## [EXERCISE DATA]
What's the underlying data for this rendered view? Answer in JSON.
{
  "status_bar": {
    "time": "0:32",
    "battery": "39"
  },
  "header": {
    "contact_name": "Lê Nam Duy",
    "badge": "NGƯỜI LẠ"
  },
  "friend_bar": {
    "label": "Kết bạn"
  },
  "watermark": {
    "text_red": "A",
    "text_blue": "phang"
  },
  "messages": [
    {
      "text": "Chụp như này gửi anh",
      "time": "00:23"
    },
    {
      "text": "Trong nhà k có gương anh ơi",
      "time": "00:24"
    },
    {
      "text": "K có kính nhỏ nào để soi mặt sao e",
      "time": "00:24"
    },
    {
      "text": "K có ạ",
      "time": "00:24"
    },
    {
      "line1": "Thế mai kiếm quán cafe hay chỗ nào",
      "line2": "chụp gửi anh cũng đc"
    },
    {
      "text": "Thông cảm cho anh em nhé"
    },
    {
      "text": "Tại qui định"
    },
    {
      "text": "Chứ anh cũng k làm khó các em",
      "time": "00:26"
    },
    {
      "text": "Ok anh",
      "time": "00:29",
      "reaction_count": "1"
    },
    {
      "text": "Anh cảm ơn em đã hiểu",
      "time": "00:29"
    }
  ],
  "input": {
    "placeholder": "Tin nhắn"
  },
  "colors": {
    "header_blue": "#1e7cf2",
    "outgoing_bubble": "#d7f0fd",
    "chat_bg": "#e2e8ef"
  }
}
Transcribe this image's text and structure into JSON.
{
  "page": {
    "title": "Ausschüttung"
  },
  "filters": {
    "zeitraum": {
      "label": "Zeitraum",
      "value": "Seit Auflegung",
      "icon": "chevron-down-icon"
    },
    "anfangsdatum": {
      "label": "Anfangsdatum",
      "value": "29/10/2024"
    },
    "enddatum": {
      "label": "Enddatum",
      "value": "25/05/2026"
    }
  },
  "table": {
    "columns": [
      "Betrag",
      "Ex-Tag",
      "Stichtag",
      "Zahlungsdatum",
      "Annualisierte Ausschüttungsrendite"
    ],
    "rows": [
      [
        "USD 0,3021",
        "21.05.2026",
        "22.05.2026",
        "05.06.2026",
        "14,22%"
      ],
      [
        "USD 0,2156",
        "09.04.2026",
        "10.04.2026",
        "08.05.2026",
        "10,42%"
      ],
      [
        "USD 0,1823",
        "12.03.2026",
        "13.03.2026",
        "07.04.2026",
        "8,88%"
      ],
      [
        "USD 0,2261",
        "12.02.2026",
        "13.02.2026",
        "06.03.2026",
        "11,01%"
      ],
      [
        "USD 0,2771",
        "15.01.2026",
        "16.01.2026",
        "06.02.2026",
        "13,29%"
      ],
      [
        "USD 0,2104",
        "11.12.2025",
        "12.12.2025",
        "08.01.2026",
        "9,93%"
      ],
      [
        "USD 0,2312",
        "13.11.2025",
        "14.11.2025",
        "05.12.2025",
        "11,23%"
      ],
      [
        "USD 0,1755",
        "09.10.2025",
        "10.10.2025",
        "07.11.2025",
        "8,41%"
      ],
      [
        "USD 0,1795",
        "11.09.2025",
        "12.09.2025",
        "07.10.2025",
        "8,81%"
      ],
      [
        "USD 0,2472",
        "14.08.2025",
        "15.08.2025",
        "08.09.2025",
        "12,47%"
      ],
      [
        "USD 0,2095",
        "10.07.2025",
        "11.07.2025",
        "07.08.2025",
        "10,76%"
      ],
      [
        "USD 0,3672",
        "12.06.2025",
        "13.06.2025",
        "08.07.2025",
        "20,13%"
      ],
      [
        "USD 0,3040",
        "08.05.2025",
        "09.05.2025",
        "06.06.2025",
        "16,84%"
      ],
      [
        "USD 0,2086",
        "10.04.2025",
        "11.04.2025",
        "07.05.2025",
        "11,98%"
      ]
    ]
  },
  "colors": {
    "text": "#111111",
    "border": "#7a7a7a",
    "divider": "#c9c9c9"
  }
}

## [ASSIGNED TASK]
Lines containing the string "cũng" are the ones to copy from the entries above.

## [RESULT OF THE EXERCISE]
      "line2": "chụp gửi anh cũng đc"
      "text": "Chứ anh cũng k làm khó các em",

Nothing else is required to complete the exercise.